• [What is needed]
Go through each line of the records below and count those with the word "label". Give only the count.

(Website and app data records)
--------------------

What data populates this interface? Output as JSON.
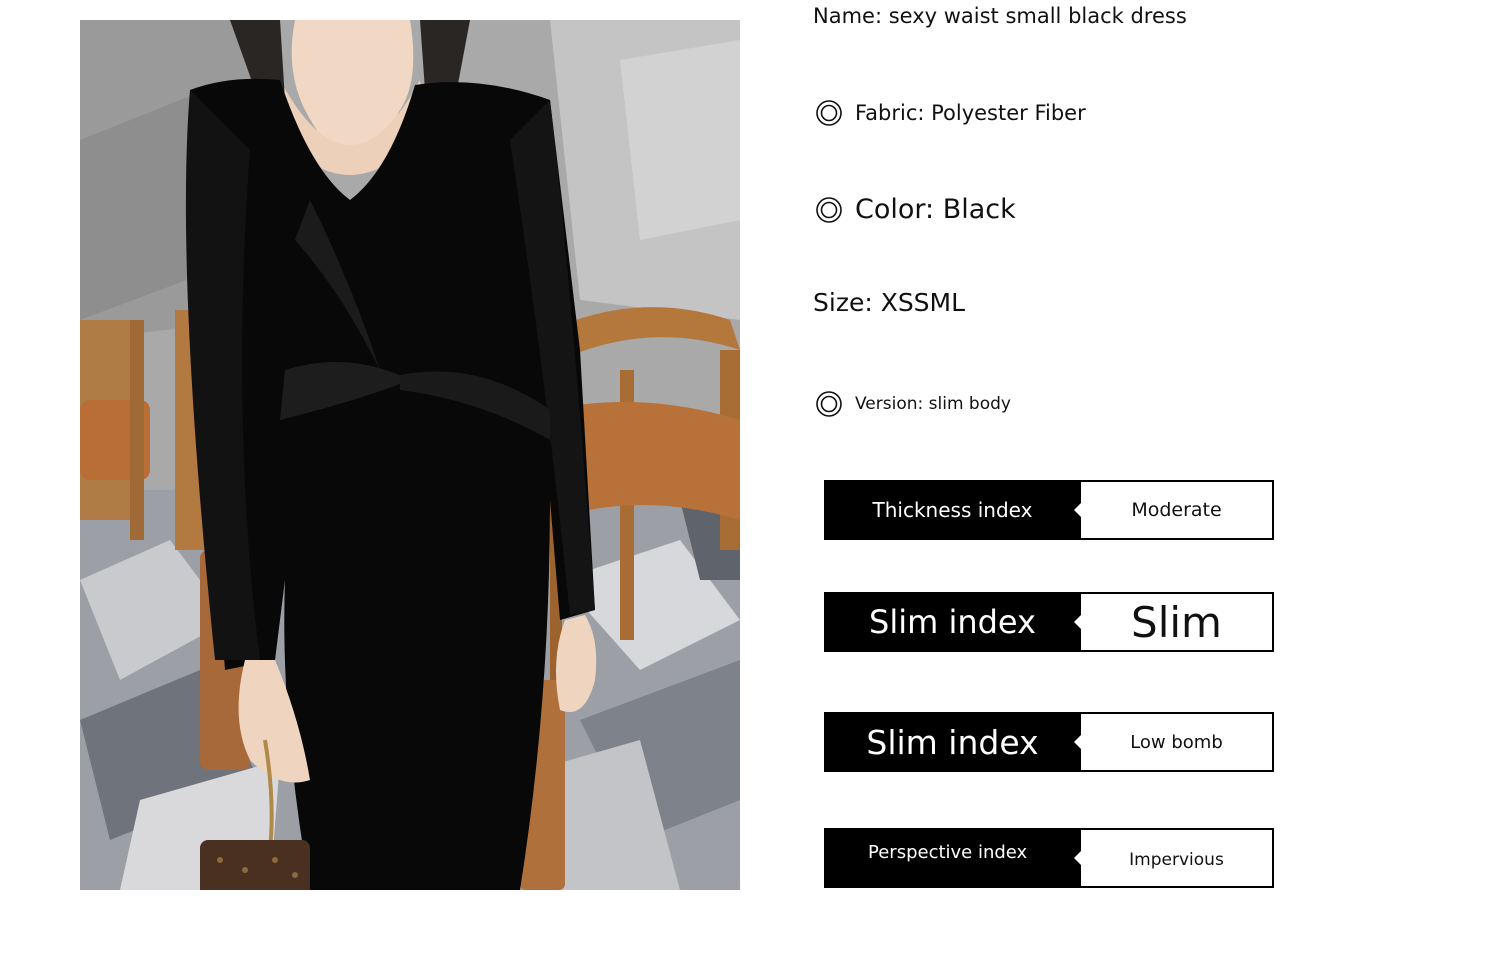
{
  "product_photo": {
    "alt": "model wearing long-sleeve black velvet dress with twisted waist"
  },
  "specs": {
    "name": "Name: sexy waist small black dress",
    "fabric": "Fabric: Polyester Fiber",
    "color": "Color: Black",
    "size": "Size: XSSML",
    "version": "Version: slim body"
  },
  "indices": [
    {
      "label": "Thickness index",
      "value": "Moderate"
    },
    {
      "label": "Slim index",
      "value": "Slim"
    },
    {
      "label": "Slim index",
      "value": "Low bomb"
    },
    {
      "label": "Perspective index",
      "value": "Impervious"
    }
  ],
  "colors": {
    "badge_black": "#000000",
    "text": "#111111",
    "background": "#ffffff"
  },
  "icons": {
    "bullet": "double-circle-icon"
  }
}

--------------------

• [Result of the exercise]
4